** Source information follows **
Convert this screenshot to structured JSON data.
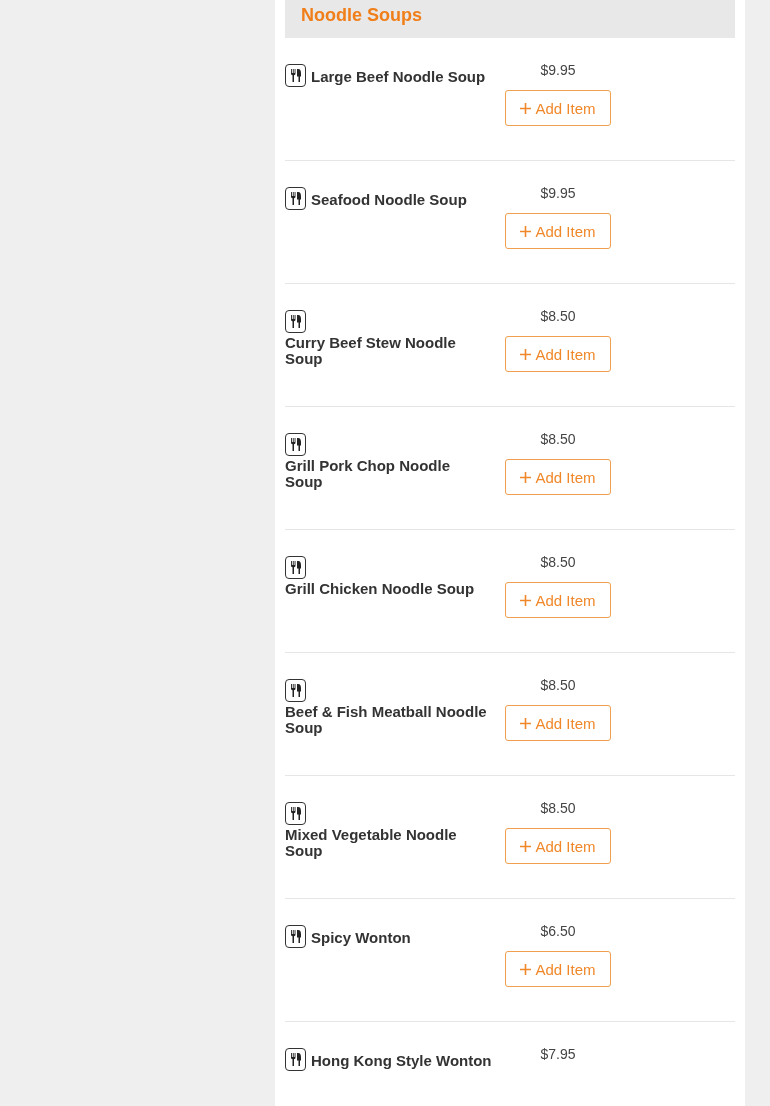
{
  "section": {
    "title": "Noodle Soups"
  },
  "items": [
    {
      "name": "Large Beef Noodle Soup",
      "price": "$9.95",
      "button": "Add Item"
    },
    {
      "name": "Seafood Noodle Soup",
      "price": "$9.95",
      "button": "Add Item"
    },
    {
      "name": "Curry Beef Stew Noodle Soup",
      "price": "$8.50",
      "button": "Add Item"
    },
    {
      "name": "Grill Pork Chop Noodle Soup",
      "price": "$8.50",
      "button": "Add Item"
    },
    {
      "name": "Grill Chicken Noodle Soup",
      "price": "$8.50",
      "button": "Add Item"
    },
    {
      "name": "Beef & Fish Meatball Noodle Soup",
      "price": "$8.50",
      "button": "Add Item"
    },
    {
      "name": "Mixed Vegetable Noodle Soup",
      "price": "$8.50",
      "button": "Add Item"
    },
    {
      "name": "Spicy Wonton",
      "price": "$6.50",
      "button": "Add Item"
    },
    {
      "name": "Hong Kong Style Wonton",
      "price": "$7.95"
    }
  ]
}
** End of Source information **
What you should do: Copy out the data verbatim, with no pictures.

Task solution:
Convert this screenshot to structured JSON data.
{
  "section": {
    "title": "Noodle Soups"
  },
  "items": [
    {
      "name": "Large Beef Noodle Soup",
      "price": "$9.95",
      "button": "Add Item"
    },
    {
      "name": "Seafood Noodle Soup",
      "price": "$9.95",
      "button": "Add Item"
    },
    {
      "name": "Curry Beef Stew Noodle Soup",
      "price": "$8.50",
      "button": "Add Item"
    },
    {
      "name": "Grill Pork Chop Noodle Soup",
      "price": "$8.50",
      "button": "Add Item"
    },
    {
      "name": "Grill Chicken Noodle Soup",
      "price": "$8.50",
      "button": "Add Item"
    },
    {
      "name": "Beef & Fish Meatball Noodle Soup",
      "price": "$8.50",
      "button": "Add Item"
    },
    {
      "name": "Mixed Vegetable Noodle Soup",
      "price": "$8.50",
      "button": "Add Item"
    },
    {
      "name": "Spicy Wonton",
      "price": "$6.50",
      "button": "Add Item"
    },
    {
      "name": "Hong Kong Style Wonton",
      "price": "$7.95"
    }
  ]
}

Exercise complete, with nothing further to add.